The 5-Minute Diamond Shopping Guide

Shape

  • Shape selection is the most personalized part of selecting a diamond.  Other people won’t know the diamond’s exact grades for color, clarity, cut, or its certification or cost—unless you tell them—but most people recognize shapes.
  • Over 75% of diamonds are the standard round brilliant shape and it’s the shape with the most sparkle, but don’t mistake them for being the least expensive.
  • Browse for a shape that suits you and, if it happens to be an emerald cut, oval, or Assher cut, you’ll save 10-30% off the common round diamond.

Carat

  • Carat isn’t really size; it’s weight.  One carat weighs 200 milligrams.
  • Try taking a standard lump of modeling clay and sculpting rough replicas of the top diamond shapes, and you’ll quickly see that much of a diamond’s weight is hidden below the diamond’s surface.  So, a 1-carat marquise cut diamond can look larger than a 1-carat round diamond.
  • The best way to select your ideal carat weight is to try rings on in the shape you like best.

Color
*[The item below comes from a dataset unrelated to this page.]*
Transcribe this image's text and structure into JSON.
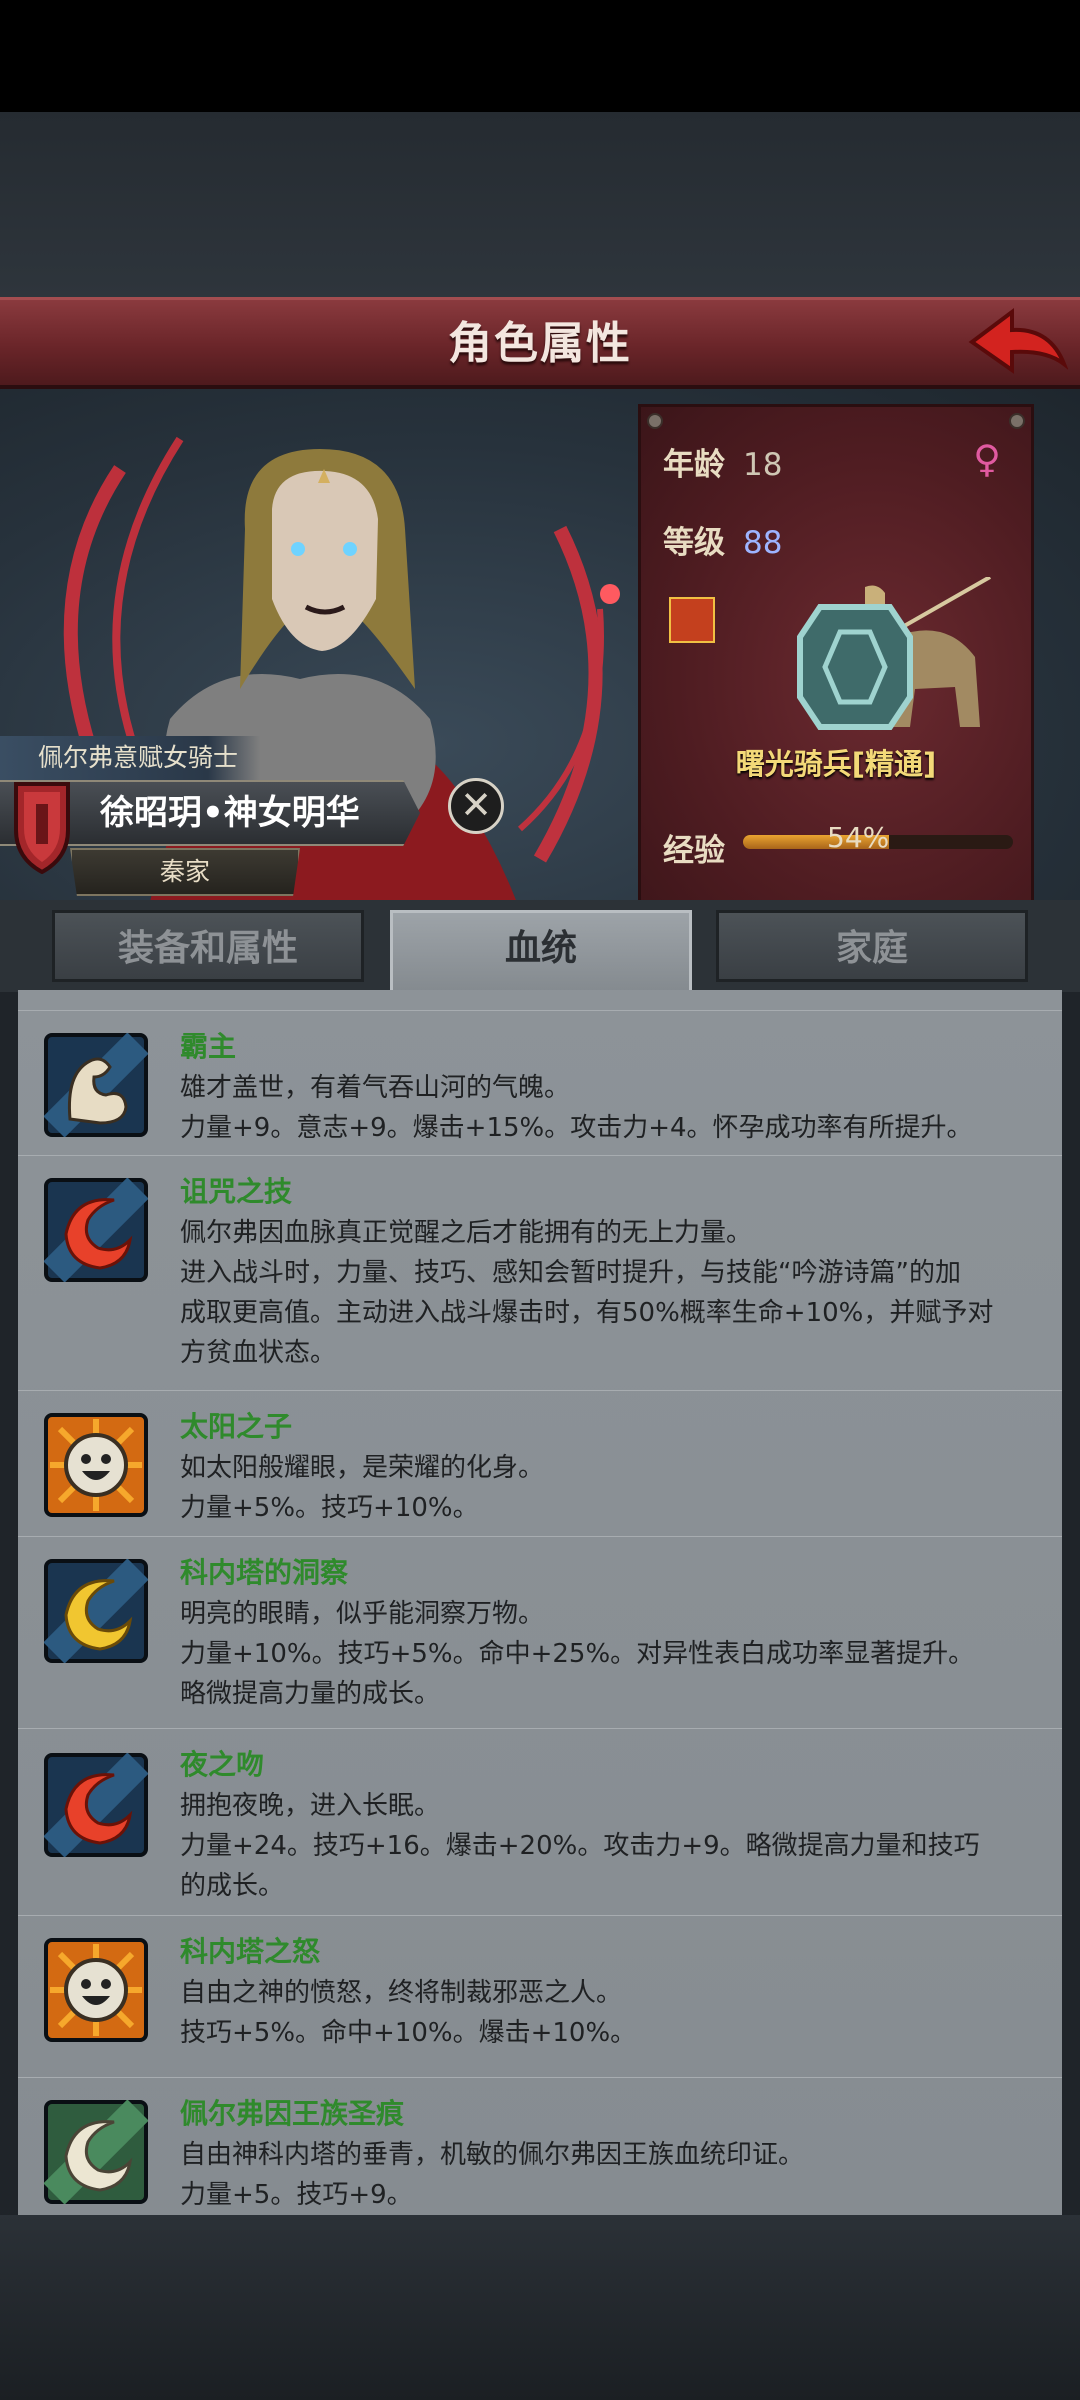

  • Color is graded along a scale from D (“white” or “colorless”) to Z (yellow).
  • While D is considered the best, only a trained gemologist can spot the difference between stones in the D-F range.
  • The G-J range (“near colorless”) is also popular, especially with any “silvery” settings (white gold, platinum, and palladium).
  • Any diamond rated K color or lower risks looking even more yellowish when set in silvery settings.  Yellow gold can help mask tinge in K or lower color stones.

Clarity

  • Clarity uses an 11- or 12-point scale to judge the visual distortion of flaws inside or on the surface of the diamond.
  • If you can see a flaw in it without any help, it’s an I1 or lower clarity grade.
  • If you inspect the diamond thoroughly and can’t find any flaws with a 10x loupe (the jeweler will let you borrow one), it’s a VS2 grade or higher.
  • VS1 and VS2 account for about 36% of loose diamonds for sale online.
  • Avoid retailers who list a range of ratings rather than a specific rating.  While “VS1” and “VS2” may look similar, their assessed values differ by $200 to $900 dollars.

Cut Grade

  • Cut grade evaluates how closely the diamond matches ideal proportions of a stone its shape, plus the exactness of the individual cuts and edges.
  • Some gemological laboratories only evaluate cut grade for round brilliant or princess cut diamonds.
  • While an “ideal” cut diamond might sound unattainably expensive, the jump from the lowest grade, “fair,” all the way up the scale to “ideal” is usually less than 10% of the ideal diamond’s price, so if you want to upgrade in one category, this is one of the least expensive ways to “improve” your diamond.

Certificate

  • Not all diamonds carry grading reports.
  • If a diamond comes with a “certificate” or report, the number on the report should match the number etched into the diamond.
  • Sending a loose diamond to be graded by GIA or another company is relatively easy (taking about two weeks including shipping both ways, at a cost of $100 per carat).
  • However, you’d never expect that from the price difference between a certified diamond and an uncertified diamond characterized by the same retailer as having identical shapes, carat weights, clarity, color, and cut grades.  In one random example, the certified diamond cost 50% more—but to be fair, the uncertified diamond had a range of possible clarity grades listed.
  • If having the certificate up-front is important to you, by all means make certain your diamond has one.  But if your dream diamond is paperless, don’t panic—you can always send it for grading.

Cost

  • Where can you buy the diamonds with the best value?  That question is impossible to answer without knowing the diamond you’ve chosen.
  • Some retailers focus on specific shapes or a narrow category in which they expect most of their sales to occur.
  • Others don’t seem to have a pattern to their diamond pricing.
  • And all retailers must factor in overhead costs—whether they are slim for an online retailer or heavy for a brick-and-mortar store.
  • Add it up, and your best bet is to shop around.
  • The same diamond—sometimes the exact same diamond—can be sold for many different prices from many different retailers.
  • Use a diamond search engine to help you identify the merchants who carry the diamond you seek, and you’ll see the prices they offer side-by-side.  For identical 1-carat diamonds found at an array of 12 retailers, the prices ranged from $3,427 to $5,005, so taking this one step can save you 30%.

Keep all of these tips in mind, and you’ll likely find the diamond of your dreams can be bought for far less than most people normally pay.